I remember the exact pickled bite that converted me to Southern food: a spoonful of green pepper relish crowning a dish of black-eyed peas and rice. I was born and raised
I remember the exact pickled bite that converted me to Southern food: a spoonful of green pepper relish crowning a dish of black-eyed peas and rice.
I was born and raised in Pittsburgh, Pennsylvania. Before moving to North Carolina, my culinary touchstones were pierogi, kielbasas, and strudels. The only pickles I’d ever consumed were the Claussen kind. Pepper relish was a mystery to me. What was I supposed to do with that? Add it to my deviled eggs and potato salad? Eat it on hot dogs or a hamburger? I remained unconvinced that it could be better than dill pickle relish.
But once I tasted these two Southern foods in one bite, I finally got it: The sweetness and acidity of the relish cut through the unctuousness of the pork-simmered beans. They transformed each other. In that moment, the combination of flavors bouncing around in my mouth made complete sense.
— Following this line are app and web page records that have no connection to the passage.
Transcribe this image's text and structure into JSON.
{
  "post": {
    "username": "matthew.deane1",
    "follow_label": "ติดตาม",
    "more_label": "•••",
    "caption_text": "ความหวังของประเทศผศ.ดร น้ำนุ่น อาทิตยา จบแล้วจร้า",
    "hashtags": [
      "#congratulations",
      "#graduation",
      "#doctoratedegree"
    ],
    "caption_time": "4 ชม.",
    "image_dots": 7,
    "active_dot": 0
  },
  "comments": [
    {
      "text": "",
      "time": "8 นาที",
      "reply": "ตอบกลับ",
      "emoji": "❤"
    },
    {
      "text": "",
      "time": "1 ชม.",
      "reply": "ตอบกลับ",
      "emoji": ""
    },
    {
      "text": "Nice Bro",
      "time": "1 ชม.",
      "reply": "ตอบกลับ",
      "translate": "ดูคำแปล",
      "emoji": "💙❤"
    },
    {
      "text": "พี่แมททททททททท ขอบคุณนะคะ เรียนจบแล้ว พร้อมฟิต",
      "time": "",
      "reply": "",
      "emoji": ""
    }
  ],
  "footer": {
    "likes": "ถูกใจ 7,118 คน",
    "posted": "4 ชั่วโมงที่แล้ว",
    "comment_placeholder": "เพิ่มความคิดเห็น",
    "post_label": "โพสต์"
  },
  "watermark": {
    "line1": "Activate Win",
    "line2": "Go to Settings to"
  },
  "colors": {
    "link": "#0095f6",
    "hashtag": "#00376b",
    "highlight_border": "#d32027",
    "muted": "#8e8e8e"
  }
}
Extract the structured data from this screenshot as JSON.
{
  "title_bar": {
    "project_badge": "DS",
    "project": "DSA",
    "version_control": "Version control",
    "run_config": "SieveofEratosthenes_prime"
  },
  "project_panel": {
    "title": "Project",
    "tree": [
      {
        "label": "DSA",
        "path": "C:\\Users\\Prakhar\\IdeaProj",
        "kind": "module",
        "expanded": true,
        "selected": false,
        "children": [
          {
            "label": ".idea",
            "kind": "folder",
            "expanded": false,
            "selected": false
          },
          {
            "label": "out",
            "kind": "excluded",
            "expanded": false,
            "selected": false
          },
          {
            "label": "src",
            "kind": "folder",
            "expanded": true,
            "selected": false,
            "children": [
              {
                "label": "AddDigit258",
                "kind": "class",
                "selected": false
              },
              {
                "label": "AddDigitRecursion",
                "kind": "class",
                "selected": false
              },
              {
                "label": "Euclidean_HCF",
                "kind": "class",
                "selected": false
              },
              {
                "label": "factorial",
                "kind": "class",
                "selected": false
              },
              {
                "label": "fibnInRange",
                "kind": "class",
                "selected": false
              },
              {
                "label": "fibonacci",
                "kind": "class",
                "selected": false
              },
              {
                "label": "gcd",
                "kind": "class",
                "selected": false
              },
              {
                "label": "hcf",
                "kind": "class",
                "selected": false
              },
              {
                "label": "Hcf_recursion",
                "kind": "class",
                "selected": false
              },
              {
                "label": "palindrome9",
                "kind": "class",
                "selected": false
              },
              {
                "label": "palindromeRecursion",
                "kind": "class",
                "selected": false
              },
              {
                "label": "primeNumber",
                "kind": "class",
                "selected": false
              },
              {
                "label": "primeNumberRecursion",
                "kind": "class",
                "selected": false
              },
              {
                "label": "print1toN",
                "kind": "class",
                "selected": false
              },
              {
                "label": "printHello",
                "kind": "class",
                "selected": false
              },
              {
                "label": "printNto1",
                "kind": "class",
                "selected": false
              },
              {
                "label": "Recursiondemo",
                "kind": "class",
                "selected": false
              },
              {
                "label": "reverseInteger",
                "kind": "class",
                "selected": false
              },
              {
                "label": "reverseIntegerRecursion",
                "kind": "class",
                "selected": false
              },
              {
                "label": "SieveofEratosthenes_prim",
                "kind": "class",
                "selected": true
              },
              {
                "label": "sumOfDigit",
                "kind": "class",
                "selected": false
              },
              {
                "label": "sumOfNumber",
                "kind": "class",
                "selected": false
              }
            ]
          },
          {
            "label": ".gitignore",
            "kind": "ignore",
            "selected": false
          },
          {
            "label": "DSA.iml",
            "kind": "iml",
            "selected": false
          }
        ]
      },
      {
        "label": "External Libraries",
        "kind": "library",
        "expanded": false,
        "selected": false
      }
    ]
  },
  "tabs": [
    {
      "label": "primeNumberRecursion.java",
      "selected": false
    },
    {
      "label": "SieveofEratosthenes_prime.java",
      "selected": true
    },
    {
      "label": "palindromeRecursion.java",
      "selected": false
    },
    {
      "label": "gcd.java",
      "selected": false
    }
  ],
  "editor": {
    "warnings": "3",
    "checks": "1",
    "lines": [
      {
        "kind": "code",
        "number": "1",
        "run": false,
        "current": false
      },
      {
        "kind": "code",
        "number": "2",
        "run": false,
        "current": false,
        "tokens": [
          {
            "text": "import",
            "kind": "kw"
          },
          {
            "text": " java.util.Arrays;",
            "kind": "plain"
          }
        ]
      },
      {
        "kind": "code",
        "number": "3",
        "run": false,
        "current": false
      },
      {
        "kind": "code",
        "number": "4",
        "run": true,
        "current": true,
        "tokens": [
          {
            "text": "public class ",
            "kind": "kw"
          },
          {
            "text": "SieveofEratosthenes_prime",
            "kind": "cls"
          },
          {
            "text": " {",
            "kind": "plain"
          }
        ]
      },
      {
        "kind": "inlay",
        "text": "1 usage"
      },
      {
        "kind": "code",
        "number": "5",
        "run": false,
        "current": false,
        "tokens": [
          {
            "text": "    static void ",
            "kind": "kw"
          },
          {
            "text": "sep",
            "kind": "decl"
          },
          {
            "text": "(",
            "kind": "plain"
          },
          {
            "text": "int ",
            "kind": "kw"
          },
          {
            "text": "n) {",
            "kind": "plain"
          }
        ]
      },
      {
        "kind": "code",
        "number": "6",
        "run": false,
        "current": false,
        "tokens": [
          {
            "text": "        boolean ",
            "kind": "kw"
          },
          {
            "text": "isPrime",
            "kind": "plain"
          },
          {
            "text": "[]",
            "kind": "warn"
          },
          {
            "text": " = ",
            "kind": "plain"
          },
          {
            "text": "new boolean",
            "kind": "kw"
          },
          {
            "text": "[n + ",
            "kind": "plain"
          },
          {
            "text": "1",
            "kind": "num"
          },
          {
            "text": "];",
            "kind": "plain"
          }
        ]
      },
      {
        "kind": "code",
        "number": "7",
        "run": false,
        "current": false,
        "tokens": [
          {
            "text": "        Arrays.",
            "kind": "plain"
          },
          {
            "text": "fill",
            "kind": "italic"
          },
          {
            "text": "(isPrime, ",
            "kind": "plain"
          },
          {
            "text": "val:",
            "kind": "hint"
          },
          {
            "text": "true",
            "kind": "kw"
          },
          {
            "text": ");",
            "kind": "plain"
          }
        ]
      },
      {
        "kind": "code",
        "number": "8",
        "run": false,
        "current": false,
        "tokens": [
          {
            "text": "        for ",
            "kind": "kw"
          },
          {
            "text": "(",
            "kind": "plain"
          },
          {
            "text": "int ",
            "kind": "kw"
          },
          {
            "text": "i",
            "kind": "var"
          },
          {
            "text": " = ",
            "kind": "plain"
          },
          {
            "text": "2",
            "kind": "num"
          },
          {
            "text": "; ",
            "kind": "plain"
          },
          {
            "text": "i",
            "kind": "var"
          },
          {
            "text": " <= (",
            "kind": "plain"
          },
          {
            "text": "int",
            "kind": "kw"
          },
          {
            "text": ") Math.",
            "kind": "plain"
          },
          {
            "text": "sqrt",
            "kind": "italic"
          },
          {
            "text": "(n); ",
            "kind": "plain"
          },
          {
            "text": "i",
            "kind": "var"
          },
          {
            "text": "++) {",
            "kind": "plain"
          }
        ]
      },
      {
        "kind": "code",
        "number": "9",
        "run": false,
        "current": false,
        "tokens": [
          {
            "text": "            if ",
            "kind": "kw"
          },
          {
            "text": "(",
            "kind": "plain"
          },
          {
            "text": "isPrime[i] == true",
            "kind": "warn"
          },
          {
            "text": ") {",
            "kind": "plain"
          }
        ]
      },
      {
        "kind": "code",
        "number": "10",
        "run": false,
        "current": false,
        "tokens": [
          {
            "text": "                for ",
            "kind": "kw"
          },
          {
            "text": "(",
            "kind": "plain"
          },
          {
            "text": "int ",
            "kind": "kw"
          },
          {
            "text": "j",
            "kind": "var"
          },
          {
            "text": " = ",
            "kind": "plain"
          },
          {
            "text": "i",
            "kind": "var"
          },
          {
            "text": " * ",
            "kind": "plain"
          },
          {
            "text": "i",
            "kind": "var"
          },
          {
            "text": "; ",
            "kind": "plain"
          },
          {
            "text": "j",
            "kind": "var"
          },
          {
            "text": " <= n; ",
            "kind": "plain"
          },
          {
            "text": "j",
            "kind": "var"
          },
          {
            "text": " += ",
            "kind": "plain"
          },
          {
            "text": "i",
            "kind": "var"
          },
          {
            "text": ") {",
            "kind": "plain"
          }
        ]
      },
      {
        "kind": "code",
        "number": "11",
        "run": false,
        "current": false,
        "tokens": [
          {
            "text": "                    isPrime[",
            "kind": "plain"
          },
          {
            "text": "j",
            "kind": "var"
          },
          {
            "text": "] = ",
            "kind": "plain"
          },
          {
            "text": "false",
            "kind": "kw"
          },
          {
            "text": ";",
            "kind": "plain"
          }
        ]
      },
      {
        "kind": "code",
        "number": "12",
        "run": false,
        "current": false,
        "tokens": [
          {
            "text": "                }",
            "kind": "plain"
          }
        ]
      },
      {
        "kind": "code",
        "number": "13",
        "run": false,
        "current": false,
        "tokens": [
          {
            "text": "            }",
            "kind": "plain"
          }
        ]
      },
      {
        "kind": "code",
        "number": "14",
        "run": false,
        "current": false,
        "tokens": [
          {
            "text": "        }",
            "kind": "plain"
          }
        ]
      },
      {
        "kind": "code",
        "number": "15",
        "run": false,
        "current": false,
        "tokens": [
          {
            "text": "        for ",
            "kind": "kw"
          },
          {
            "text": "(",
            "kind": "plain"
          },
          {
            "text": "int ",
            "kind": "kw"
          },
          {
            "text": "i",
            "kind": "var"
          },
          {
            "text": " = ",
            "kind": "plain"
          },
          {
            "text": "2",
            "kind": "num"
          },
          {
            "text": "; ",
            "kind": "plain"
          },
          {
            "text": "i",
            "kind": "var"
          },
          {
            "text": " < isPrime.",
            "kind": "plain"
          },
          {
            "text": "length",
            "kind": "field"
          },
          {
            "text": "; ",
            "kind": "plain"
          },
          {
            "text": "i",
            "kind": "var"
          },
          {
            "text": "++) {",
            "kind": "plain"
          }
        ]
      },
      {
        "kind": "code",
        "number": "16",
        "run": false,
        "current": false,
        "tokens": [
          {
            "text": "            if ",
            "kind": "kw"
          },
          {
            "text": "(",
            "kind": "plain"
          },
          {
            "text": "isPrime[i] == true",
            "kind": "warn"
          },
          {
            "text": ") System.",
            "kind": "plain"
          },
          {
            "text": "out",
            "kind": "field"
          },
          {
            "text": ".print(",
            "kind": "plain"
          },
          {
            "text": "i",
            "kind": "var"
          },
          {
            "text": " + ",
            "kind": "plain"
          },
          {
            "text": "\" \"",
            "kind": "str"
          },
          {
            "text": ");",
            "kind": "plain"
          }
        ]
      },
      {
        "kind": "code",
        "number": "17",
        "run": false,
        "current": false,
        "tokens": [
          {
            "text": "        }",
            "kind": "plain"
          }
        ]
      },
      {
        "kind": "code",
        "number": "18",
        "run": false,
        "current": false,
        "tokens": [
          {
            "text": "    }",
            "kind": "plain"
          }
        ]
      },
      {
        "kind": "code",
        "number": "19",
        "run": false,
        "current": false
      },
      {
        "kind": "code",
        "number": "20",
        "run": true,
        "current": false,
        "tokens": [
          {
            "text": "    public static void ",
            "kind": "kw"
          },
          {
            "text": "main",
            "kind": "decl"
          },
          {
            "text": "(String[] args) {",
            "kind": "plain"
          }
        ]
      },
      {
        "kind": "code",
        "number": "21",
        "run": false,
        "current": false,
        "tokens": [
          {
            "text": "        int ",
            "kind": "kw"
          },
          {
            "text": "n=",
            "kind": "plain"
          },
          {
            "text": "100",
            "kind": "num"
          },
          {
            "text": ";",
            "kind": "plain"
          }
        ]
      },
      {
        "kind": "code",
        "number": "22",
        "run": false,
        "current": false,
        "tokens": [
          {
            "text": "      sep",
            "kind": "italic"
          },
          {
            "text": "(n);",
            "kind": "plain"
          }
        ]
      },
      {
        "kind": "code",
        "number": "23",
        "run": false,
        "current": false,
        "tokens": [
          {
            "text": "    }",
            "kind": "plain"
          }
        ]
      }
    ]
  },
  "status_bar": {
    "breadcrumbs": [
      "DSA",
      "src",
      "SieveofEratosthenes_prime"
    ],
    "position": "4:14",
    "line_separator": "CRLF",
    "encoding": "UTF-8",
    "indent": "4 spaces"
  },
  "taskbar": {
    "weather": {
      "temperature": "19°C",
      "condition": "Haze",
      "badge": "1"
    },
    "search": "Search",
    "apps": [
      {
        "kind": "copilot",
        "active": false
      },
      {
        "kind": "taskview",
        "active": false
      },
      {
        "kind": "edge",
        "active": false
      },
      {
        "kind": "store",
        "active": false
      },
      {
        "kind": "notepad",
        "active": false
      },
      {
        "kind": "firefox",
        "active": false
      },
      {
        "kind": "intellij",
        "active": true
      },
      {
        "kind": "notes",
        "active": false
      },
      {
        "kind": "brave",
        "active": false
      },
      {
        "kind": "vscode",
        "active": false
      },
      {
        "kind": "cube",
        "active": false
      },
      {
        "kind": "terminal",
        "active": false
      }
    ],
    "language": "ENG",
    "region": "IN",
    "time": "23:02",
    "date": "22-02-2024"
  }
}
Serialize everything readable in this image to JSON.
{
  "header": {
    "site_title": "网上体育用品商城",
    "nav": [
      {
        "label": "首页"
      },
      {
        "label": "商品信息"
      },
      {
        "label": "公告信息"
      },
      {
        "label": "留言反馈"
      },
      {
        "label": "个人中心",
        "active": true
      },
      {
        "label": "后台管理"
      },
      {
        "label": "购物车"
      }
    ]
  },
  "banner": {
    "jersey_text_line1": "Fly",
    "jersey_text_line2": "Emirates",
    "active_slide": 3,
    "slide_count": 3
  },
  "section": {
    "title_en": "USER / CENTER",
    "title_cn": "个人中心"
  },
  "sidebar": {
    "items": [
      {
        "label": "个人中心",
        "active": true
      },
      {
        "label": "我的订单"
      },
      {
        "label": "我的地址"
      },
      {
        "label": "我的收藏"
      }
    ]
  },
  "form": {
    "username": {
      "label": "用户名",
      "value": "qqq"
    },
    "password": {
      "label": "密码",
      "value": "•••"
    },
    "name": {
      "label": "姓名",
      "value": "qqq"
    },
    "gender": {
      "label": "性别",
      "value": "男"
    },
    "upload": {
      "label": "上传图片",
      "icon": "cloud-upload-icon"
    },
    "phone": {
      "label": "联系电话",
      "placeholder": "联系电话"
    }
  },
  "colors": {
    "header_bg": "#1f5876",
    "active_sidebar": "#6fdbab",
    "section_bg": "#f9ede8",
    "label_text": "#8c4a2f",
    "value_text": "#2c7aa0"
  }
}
That same bite also defined for me the beauty of eastern North Carolina barbecue: The brightness of the vinegar sauce cuts through the chopped, fatty meat. It’s made even better with a swig of sweet tea.
I was hooked. After moving to Raleigh, I became an avid canner and discovered the canon of Southern pickles. My pickling habit followed the seasons. I would make the first of many batches of cucumber and yellow squash pickles in June, pickled peaches in July, pickled watermelon rind and okra in August, and chowchow — the ultimate-clean-up-the-garden condiment — right before the first frost in October.
Like me, Chapel Hill cookbook author Jean Anderson got to experience the joy of Southern cooking through a gradual process. Born in Raleigh, but raised by a Midwestern mother, Anderson, who received a James Beard award for her book A Love Affair with Southern Cooking, discovered collards and brown sugar pie in the school cafeteria. Although she helped her mother make watermelon rind pickles, Anderson says that she only truly learned about Southern pickles when she was hired as an Iredell County extension agent to teach 4-H girls how to cook and preserve foods.
“To be honest, I learned more from them than they learned from me,” Anderson says. “They grew up helping their moms.”
That’s when Anderson first tasted green tomato pickles, sweet pepper relish, and Jerusalem artichoke pickles. (Jerusalem artichokes, also called sunchokes, are tubers in the sunflower family and grow like weeds. I “grow” some in my backyard and put up pickles and relish each winter.) What struck Anderson about Southerners’ pickles was that — with a few exceptions, like pickled okra and dilly beans — Southern pickles were more often sweet than sour.
“Southerners dote on sweet pickles and sweet pickle relishes,” she says.
Anderson has a theory about Southern pickles: Cooks here were used to using lots of sugar to preserve food in the hot, humid climate. As a result, whether it’s tea or pie or a pickle, Southern food is often quite sweet.
I have grown to love the sweet-and-sour duality of a Southern pickle. The one pickle I cannot go a summer without making is Anderson’s recipe for yellow squash pickles. They’re the perfect candied counterpoint on a pickle plate, and lovely shingled across a pulled pork sandwich. In fact, after I published my first cookbook, Pickles & Preserves, it was the recipe I served most often at my events from Asheville to Southern Pines.
My spread often included those pickles, as well as hot pepper jelly over cream cheese with crackers. People who approached my table knew pepper jelly, but they were wary of the pickles. They would look at me quizzically: “Yellow squash pickles?” I would declare assuredly that what lay before them was my most popular pickle, the one that family and friends asked for year after year.
Sure enough, every time I packed up to leave, I was often left with pepper jelly to take home — but never those yellow squash pickles.
Andrea recommends serving these easy and delicious refrigerator pickles with hamburgers, hot dogs, and pulled pork sandwiches.
Makes 2 quart jars
2 pounds pickling cucumbers, such as Kirby, cut into ¼-inch slices
1 jalapeño, seeded and sliced
1 onion, sliced
4 cups white vinegar
¼ cup pickling salt
3½ cups sugar
1½ teaspoons celery seeds
1½ teaspoons turmeric
1½ teaspoons mustard seeds
1 tablespoon black peppercorns
1. Combine the cucumbers, jalapeño, and onion in a large bowl.
2. Heat the vinegar, pickling salt, sugar, celery seeds, turmeric, mustard seeds, and peppercorns in a medium stainless-steel saucepan over medium-low heat. Stir until the sugar and salt are dissolved, about 10 minutes.
3. Pack the vegetables evenly into hot, sterilized jars. Ladle the brine over the pickles, leaving ½ inch of headspace. Seal the jars with lids.
4. Let the pickles sit in the refrigerator for 5 days before eating. These pickles are good for 1 year but best within 3 months.
This story appeared in print as “Pickles, Please.”